What happens when the Federal Reserve brings researchers together from across the nation for a Community Affairs Research Conference? As attendees learned recently, you get solid research presentations plus a call to make the research relevant. Papers, presentations, and discussions on topics such as the impacts and use of foreclosure prevention counseling, shared equity homeownership, LIHTC, credit scores, loan modification, and fringe financial services can only inform policy discussions if researchers learn how to communicate them outside of academic circles. Talking to other people living inside the ivory tower (or the research cocoon if your home base lacks a tower) about methodologies and regressions is not going to turn current research consensus into new policies being implemented or existing policies adapted or maintained.
The Community Development staff at the Federal Reserve is emerging from the research cocoon with a series of videos highlighting neighborhood stabilization approaches in Cleveland, Phoenix, and Detroit. The Cleveland video highlights the area’s use of data to inform their stabilization efforts. The Phoenix video talks about the use of public-private partnerships to bring Realtors in as part of the neighborhood stabilization solution. The video about Detroit shows how the city is bringing community leaders together to think about strategic use of resources when blight is so widespread.
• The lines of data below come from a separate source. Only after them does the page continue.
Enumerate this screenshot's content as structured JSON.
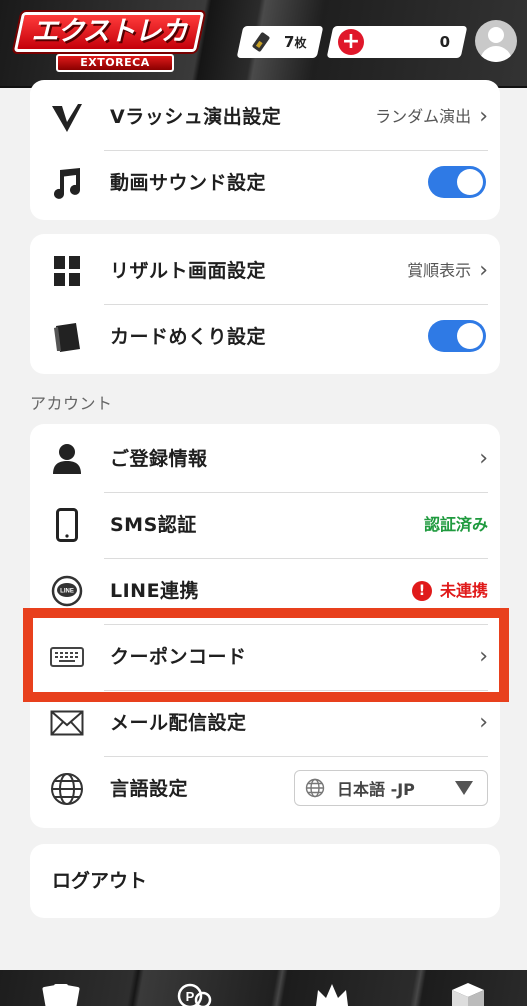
{
  "header": {
    "logo_main": "エクストレカ",
    "logo_sub": "EXTORECA",
    "tickets": {
      "count": "7",
      "unit": "枚"
    },
    "points": "0"
  },
  "settings_group_1": {
    "items": [
      {
        "label": "Vラッシュ演出設定",
        "value": "ランダム演出",
        "chevron": "›",
        "icon": "v-logo-icon"
      },
      {
        "label": "動画サウンド設定",
        "toggle_on": true,
        "icon": "music-note-icon"
      }
    ]
  },
  "settings_group_2": {
    "items": [
      {
        "label": "リザルト画面設定",
        "value": "賞順表示",
        "chevron": "›",
        "icon": "grid-icon"
      },
      {
        "label": "カードめくり設定",
        "toggle_on": true,
        "icon": "cards-icon"
      }
    ]
  },
  "account": {
    "section_title": "アカウント",
    "items": [
      {
        "label": "ご登録情報",
        "chevron": "›",
        "icon": "user-icon"
      },
      {
        "label": "SMS認証",
        "status": "認証済み",
        "icon": "smartphone-icon"
      },
      {
        "label": "LINE連携",
        "status": "未連携",
        "alert": "!",
        "icon": "line-icon",
        "icon_text": "LINE"
      },
      {
        "label": "クーポンコード",
        "chevron": "›",
        "icon": "keyboard-icon"
      },
      {
        "label": "メール配信設定",
        "chevron": "›",
        "icon": "mail-icon"
      },
      {
        "label": "言語設定",
        "select_value": "日本語 -JP",
        "icon": "globe-icon"
      }
    ]
  },
  "logout": {
    "label": "ログアウト"
  },
  "colors": {
    "toggle_on": "#2f7ae5",
    "verified": "#1f9a3e",
    "unlinked": "#e01a1a",
    "highlight": "#e8401d"
  },
  "bottom_nav": {
    "icons": [
      "cards-nav-icon",
      "points-nav-icon",
      "crown-nav-icon",
      "box-nav-icon"
    ]
  }
}
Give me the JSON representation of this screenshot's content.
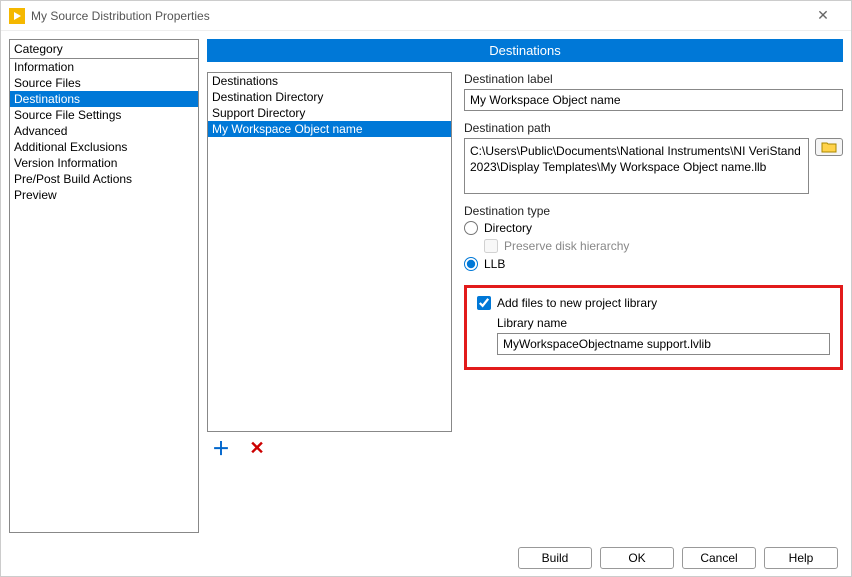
{
  "window": {
    "title": "My Source Distribution Properties",
    "close": "✕"
  },
  "category": {
    "header": "Category",
    "items": [
      "Information",
      "Source Files",
      "Destinations",
      "Source File Settings",
      "Advanced",
      "Additional Exclusions",
      "Version Information",
      "Pre/Post Build Actions",
      "Preview"
    ],
    "selected": 2
  },
  "banner": "Destinations",
  "destinations": {
    "items": [
      "Destinations",
      "Destination Directory",
      "Support Directory",
      "My Workspace Object name"
    ],
    "selected": 3
  },
  "form": {
    "label_field": {
      "label": "Destination label",
      "value": "My Workspace Object name"
    },
    "path_field": {
      "label": "Destination path",
      "value": "C:\\Users\\Public\\Documents\\National Instruments\\NI VeriStand 2023\\Display Templates\\My Workspace Object name.llb"
    },
    "type_field": {
      "label": "Destination type",
      "directory_label": "Directory",
      "preserve_label": "Preserve disk hierarchy",
      "llb_label": "LLB",
      "selected": "llb"
    },
    "library_field": {
      "checkbox_label": "Add files to new project library",
      "checked": true,
      "name_label": "Library name",
      "name_value": "MyWorkspaceObjectname support.lvlib"
    }
  },
  "buttons": {
    "build": "Build",
    "ok": "OK",
    "cancel": "Cancel",
    "help": "Help"
  }
}
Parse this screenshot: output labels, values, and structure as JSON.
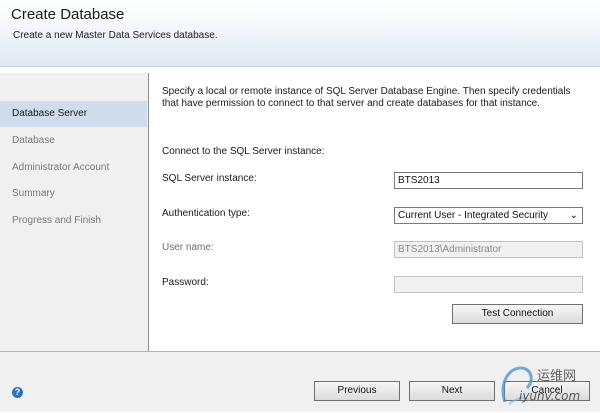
{
  "header": {
    "title": "Create Database",
    "subtitle": "Create a new Master Data Services database."
  },
  "sidebar": {
    "items": [
      {
        "label": "Database Server",
        "active": true
      },
      {
        "label": "Database",
        "active": false
      },
      {
        "label": "Administrator Account",
        "active": false
      },
      {
        "label": "Summary",
        "active": false
      },
      {
        "label": "Progress and Finish",
        "active": false
      }
    ]
  },
  "main": {
    "description": "Specify a local or remote instance of SQL Server Database Engine. Then specify credentials that have permission to connect to that server and create databases for that instance.",
    "connect_heading": "Connect to the SQL Server instance:",
    "instance": {
      "label": "SQL Server instance:",
      "value": "BTS2013"
    },
    "auth": {
      "label": "Authentication type:",
      "value": "Current User - Integrated Security"
    },
    "username": {
      "label": "User name:",
      "value": "BTS2013\\Administrator"
    },
    "password": {
      "label": "Password:",
      "value": ""
    },
    "test_button": "Test Connection"
  },
  "footer": {
    "help_icon": "?",
    "previous": "Previous",
    "next": "Next",
    "cancel": "Cancel"
  },
  "watermark": {
    "line1": "运维网",
    "line2": "iyunv.com"
  }
}
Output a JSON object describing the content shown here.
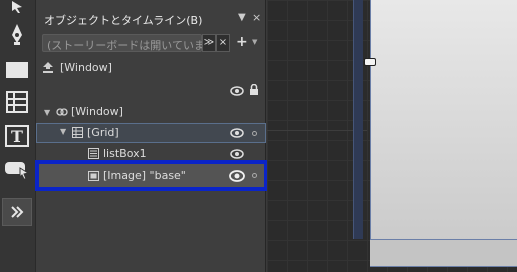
{
  "panel": {
    "title": "オブジェクトとタイムライン(B)",
    "pin": "▼",
    "close": "×",
    "search_placeholder": "(ストーリーボードは開いていません)",
    "dropdown_btn": "≫",
    "clear_btn": "×",
    "add_btn": "+",
    "add_caret": "▼"
  },
  "root": {
    "label": "[Window]"
  },
  "tree": {
    "window": "[Window]",
    "grid": "[Grid]",
    "listbox": "listBox1",
    "image": "[Image] \"base\""
  },
  "colors": {
    "highlight": "#0a24c8",
    "selection_border": "#5a6f8c"
  }
}
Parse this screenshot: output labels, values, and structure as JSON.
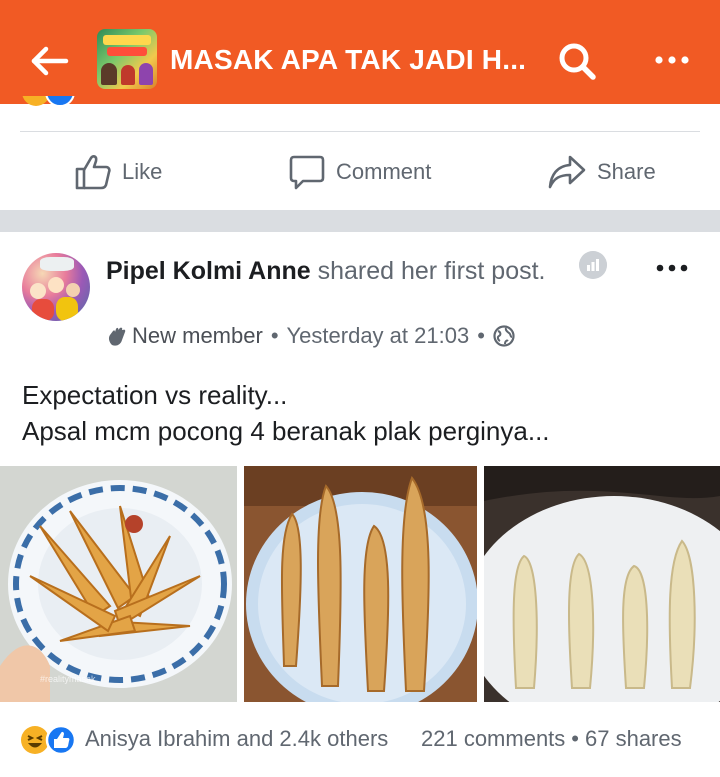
{
  "header": {
    "title": "MASAK APA TAK JADI H...",
    "thumb_text": "MASAK APA TAK JADI HARI INI",
    "bg_color": "#f15a24"
  },
  "actions": {
    "like": "Like",
    "comment": "Comment",
    "share": "Share"
  },
  "post": {
    "author": "Pipel Kolmi Anne",
    "action_text": " shared her first post.",
    "badge": "New member",
    "time": "Yesterday at 21:03",
    "privacy_icon": "globe-icon",
    "text_line1": "Expectation vs reality...",
    "text_line2": "Apsal mcm pocong 4 beranak plak perginya...",
    "photo_watermark": "#realitymasak"
  },
  "footer": {
    "reactors": "Anisya Ibrahim and 2.4k others",
    "comments": "221 comments",
    "separator": "•",
    "shares": "67 shares"
  },
  "colors": {
    "accent": "#f15a24",
    "like_blue": "#1877f2",
    "haha_yellow": "#f7b125",
    "secondary_text": "#606770"
  }
}
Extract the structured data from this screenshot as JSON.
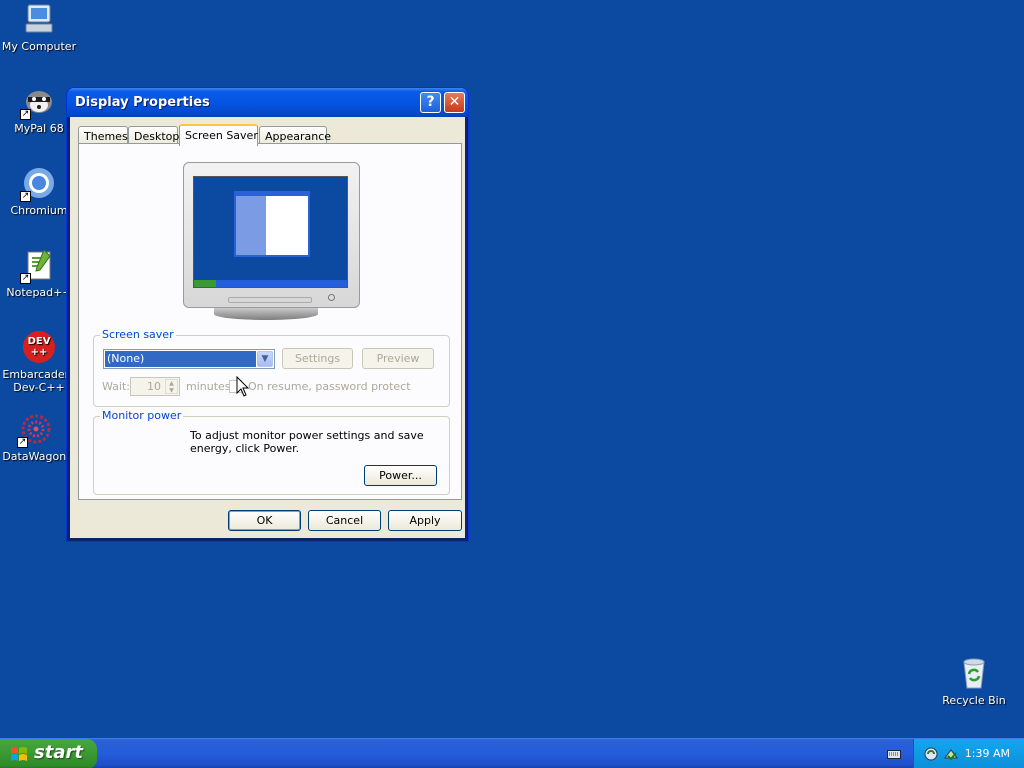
{
  "desktop": {
    "icons": [
      {
        "label": "My Computer"
      },
      {
        "label": "MyPal 68"
      },
      {
        "label": "Chromium"
      },
      {
        "label": "Notepad++"
      },
      {
        "label": "Embarcadero Dev-C++"
      },
      {
        "label": "DataWagon."
      },
      {
        "label": "Recycle Bin"
      }
    ],
    "devcpp_badge": "DEV\n++"
  },
  "window": {
    "title": "Display Properties",
    "help_button": "?",
    "close_button": "✕",
    "tabs": [
      {
        "label": "Themes"
      },
      {
        "label": "Desktop"
      },
      {
        "label": "Screen Saver"
      },
      {
        "label": "Appearance"
      }
    ],
    "active_tab": "Screen Saver",
    "screen_saver": {
      "group_title": "Screen saver",
      "selected": "(None)",
      "settings_label": "Settings",
      "preview_label": "Preview",
      "wait_label": "Wait:",
      "wait_value": "10",
      "minutes_label": "minutes",
      "resume_label": "On resume, password protect"
    },
    "monitor_power": {
      "group_title": "Monitor power",
      "description": "To adjust monitor power settings and save energy, click Power.",
      "power_label": "Power..."
    },
    "buttons": {
      "ok": "OK",
      "cancel": "Cancel",
      "apply": "Apply"
    }
  },
  "taskbar": {
    "start_label": "start",
    "clock": "1:39 AM"
  },
  "colors": {
    "desktop_bg": "#0b4aa0",
    "taskbar_blue": "#245ddb",
    "start_green": "#3d9c35",
    "selection": "#316ac5"
  }
}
The big challenge for the housing research community is to communicate the findings of rigorous studies as clearly as the Fed can now showcase strong practices from the field.